Take every line from the listing below that includes "THAO" and copy it.

BEGIN

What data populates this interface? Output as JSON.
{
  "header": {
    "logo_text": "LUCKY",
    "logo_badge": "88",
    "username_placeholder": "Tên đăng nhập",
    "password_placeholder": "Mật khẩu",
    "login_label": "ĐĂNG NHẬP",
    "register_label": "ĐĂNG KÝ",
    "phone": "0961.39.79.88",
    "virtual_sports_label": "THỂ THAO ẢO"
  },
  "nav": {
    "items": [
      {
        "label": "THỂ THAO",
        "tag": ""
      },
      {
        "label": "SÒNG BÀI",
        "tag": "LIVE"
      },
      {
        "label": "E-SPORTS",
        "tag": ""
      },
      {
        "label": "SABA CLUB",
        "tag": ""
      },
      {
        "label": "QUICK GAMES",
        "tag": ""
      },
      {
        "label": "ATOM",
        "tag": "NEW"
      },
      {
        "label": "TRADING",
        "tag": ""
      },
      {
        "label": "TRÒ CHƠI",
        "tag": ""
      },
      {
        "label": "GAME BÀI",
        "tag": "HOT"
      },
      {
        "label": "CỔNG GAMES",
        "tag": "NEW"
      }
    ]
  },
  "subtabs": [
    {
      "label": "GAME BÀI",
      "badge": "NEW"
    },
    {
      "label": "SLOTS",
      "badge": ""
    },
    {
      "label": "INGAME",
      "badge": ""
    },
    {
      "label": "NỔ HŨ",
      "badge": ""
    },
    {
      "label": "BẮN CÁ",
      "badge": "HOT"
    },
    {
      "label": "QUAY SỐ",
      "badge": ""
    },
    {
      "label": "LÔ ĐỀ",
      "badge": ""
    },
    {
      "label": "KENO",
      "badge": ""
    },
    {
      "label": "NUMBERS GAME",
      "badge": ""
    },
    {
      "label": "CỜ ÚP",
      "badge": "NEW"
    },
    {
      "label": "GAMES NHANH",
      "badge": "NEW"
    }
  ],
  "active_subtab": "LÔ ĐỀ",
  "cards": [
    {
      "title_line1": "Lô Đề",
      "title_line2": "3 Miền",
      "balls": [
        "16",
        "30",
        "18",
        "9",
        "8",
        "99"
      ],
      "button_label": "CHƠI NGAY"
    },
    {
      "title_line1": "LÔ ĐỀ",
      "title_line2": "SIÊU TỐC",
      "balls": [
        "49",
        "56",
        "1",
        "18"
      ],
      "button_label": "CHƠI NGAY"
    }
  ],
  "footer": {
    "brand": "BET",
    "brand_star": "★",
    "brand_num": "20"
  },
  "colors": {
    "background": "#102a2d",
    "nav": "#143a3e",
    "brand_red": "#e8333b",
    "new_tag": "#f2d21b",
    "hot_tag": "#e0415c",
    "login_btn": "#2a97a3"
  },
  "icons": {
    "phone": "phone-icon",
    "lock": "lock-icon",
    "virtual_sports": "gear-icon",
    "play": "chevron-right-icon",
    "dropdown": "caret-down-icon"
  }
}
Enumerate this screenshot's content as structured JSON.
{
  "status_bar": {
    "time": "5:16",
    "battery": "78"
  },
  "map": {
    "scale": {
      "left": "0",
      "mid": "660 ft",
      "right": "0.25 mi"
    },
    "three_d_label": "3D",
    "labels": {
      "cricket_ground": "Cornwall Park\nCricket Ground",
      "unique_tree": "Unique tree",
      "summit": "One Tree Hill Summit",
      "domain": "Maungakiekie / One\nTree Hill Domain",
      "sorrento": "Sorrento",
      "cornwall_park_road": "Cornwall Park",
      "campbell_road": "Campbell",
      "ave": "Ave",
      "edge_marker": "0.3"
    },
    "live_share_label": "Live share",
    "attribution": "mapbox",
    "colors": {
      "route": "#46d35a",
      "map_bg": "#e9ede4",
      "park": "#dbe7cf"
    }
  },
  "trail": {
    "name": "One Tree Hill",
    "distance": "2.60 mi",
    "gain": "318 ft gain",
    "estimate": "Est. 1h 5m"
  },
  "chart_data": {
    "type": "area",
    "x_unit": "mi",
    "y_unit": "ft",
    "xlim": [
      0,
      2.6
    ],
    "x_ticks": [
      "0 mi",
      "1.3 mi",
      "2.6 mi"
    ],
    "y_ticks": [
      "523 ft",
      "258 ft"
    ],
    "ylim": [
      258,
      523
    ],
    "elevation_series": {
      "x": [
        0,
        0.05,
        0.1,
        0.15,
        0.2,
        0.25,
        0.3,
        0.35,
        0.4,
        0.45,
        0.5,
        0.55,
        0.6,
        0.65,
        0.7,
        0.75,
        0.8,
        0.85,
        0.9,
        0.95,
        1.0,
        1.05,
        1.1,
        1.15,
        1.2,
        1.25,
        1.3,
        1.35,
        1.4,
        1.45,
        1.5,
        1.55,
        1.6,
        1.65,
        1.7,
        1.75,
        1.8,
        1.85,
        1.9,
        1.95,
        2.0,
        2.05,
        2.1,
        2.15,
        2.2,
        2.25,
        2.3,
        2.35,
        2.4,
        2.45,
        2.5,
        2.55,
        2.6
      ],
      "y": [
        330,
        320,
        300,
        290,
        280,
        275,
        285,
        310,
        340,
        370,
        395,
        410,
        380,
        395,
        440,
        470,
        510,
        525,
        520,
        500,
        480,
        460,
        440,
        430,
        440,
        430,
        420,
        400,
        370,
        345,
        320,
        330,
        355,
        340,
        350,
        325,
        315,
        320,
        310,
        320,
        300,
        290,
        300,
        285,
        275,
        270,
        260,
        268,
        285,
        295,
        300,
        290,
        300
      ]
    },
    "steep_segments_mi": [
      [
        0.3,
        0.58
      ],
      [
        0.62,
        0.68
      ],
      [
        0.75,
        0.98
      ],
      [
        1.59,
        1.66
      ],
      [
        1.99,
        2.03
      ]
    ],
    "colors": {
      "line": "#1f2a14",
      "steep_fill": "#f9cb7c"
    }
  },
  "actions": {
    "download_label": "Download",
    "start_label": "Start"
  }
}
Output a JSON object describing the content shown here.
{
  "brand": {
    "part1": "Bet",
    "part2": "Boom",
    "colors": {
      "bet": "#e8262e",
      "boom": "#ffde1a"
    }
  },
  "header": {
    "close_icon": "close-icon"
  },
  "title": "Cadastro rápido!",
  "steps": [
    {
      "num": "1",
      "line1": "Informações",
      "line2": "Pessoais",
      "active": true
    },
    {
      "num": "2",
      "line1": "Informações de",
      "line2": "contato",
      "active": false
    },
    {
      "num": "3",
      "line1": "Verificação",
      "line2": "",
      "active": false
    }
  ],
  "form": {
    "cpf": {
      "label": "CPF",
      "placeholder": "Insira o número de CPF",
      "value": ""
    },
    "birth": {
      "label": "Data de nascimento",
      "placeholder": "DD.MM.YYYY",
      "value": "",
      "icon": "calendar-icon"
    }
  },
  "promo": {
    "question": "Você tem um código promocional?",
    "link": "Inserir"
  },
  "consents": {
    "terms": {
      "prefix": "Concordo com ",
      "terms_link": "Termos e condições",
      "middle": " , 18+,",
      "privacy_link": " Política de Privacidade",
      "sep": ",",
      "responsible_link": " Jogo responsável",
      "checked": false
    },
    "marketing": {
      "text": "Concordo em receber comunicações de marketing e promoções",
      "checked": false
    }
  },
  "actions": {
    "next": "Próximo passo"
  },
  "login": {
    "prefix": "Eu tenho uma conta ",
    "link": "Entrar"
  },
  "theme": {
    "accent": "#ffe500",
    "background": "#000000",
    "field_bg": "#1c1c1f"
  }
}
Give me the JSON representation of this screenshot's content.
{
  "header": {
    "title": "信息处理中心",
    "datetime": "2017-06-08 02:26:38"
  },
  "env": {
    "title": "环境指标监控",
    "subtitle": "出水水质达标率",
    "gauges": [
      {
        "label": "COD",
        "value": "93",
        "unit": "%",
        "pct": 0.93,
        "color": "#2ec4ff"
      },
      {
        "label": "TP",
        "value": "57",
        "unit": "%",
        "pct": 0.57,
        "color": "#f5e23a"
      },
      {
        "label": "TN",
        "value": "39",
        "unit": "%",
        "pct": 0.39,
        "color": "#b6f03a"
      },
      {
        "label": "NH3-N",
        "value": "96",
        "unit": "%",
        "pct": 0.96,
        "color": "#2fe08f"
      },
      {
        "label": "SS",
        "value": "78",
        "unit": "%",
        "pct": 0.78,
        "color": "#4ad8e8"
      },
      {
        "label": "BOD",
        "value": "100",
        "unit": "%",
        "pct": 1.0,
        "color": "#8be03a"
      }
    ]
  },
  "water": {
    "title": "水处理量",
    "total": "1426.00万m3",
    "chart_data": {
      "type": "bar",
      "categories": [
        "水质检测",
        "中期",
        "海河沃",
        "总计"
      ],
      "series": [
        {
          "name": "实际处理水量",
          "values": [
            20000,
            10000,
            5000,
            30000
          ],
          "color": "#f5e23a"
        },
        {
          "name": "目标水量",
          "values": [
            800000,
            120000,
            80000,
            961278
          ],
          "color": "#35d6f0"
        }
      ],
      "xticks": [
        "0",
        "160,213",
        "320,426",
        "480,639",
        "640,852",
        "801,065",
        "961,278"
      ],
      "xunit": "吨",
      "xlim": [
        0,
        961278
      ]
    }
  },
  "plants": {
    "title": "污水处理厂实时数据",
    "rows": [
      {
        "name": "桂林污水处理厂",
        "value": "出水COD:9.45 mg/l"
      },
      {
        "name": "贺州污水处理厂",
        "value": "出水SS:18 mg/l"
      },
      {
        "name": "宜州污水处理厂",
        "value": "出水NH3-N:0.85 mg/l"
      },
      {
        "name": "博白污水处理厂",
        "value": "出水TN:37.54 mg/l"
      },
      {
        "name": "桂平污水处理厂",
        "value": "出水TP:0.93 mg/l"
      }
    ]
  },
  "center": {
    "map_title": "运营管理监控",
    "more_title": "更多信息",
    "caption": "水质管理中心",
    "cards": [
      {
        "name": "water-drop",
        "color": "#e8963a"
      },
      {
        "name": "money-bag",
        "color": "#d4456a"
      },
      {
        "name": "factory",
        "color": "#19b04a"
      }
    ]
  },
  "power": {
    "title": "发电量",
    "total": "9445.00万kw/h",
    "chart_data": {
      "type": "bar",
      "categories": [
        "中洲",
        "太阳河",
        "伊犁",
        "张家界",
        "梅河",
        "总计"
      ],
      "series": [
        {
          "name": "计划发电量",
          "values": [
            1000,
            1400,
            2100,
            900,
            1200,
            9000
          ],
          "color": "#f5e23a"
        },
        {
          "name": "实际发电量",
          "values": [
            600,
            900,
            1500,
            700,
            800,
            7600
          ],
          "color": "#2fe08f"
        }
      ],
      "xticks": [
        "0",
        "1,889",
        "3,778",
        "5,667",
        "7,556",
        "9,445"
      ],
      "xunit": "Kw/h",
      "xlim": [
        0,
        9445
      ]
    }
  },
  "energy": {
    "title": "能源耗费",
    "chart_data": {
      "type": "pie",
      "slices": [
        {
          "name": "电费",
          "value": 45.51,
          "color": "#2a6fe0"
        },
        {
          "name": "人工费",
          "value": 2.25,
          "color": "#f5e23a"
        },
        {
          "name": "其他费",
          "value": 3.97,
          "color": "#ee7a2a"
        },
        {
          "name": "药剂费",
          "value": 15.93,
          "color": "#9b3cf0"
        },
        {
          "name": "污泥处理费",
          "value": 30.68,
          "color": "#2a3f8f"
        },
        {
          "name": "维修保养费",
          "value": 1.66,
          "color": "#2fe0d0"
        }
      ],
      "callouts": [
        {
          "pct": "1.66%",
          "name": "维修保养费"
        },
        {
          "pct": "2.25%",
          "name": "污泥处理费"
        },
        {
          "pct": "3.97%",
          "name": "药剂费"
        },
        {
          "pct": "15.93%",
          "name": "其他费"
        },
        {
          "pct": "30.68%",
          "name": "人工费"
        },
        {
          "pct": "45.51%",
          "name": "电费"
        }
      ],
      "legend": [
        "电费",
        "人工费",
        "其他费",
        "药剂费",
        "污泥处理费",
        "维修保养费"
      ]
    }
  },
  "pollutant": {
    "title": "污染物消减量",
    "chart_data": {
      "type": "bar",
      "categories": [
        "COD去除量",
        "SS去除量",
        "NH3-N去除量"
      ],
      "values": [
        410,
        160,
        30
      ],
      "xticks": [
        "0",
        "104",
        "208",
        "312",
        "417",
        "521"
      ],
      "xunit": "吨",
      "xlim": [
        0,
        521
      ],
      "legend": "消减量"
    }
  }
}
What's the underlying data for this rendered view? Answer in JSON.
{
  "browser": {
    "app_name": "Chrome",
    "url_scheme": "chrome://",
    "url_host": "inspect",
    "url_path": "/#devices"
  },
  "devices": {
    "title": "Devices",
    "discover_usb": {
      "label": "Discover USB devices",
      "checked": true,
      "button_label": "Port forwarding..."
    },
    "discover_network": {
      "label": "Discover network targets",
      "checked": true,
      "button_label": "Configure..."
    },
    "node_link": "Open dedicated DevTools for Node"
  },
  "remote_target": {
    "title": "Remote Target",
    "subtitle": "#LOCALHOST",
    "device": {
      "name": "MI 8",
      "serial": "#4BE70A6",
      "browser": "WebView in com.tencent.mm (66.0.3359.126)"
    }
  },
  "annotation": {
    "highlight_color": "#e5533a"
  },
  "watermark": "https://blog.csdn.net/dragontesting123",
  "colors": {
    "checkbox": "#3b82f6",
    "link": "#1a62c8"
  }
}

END

:: TASK RESPONSE ::
    "virtual_sports_label": "THỂ THAO ẢO"
        "label": "THỂ THAO",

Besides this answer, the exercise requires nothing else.